Repetition is a part of life. It is how we learn to speak, write and read English and other languages. It also is how we learn our jobs and become injured on the job. February 29, the one day on the calendar that is not annually repetitive, is celebrated as International RSI (Repetitive Strain Injury) Day. Throughout the world, health and safety activists stress the importance of training to avoid injuries like my own carpal tunnel syndrome.
Injuries such as mine have been around since the monks of ancient history got writer's cramp copying those beautiful scrolls. Perhaps those cavemen and cave women of ancient times got similar injuries as a result of their drawings. Another repetitive action or work such as in the laboratory with piping, at the grocery store with scanning, or using the same machine over and over again can lead to a repetitive strain injury such as carpal tunnel, tendinitis, rotator cuff, thoracic outlet syndrome among others. Like many other so-called desk jockeys who use computers at work, I too was afflicted. Willie Nelson, the great country singer, had my same fate, but he got his carpal tunnel on the job by repetitively playing his guitar.
With the expansion of devices such as smart phones and gaming controls, many people are becoming injured. The recently traded pitcher David Price developed carpal tunnel by playing video games. Cultural icon Kim Kardashian was in danger of developing selfie thumb from overuse of her cell phone. Her action to prevent further injury — hiring a selfie assistant — is not open to most of us.
What we can do is opt out of the 21st century or, if we have an understanding boss who understands the importance of job rotation, not do the same thing over and over again. This is simply the classic doctor joke revisited. In fact, I had this happen to me when I told my doctor that it hurt me to change light bulbs. His advice as an orthopedic surgeon was simple: don't do that.
We all need to become educated and read as much as we can about any work injuries we suffer. Two books written by Deborah Quilter on repetitive strain injury literally saved my life.
Unless we do something we may find ourselves paraphrasing Ernest Hemingway's books, with A Farewell to Arms, Shoulders, Elbows, Hands, Necks, Wrists, Knees, Feet and Other Body Parts.

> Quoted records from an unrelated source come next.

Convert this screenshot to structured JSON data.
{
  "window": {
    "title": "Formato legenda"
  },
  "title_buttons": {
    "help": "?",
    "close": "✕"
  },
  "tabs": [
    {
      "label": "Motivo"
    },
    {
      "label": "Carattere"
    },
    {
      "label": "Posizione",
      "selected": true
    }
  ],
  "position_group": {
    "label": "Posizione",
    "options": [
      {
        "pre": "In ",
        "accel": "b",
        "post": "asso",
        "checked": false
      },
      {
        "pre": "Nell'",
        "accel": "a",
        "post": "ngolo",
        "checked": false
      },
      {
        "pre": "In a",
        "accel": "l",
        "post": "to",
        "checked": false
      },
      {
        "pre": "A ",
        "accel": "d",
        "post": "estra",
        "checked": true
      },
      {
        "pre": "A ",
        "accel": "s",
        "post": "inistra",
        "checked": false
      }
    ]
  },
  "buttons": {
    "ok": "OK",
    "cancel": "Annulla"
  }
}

Happy RSI Day. When 2024 arrives, may your body parts be healthy ones.
Howard Egerman is a health and safety rep with the American Federation of Government Employees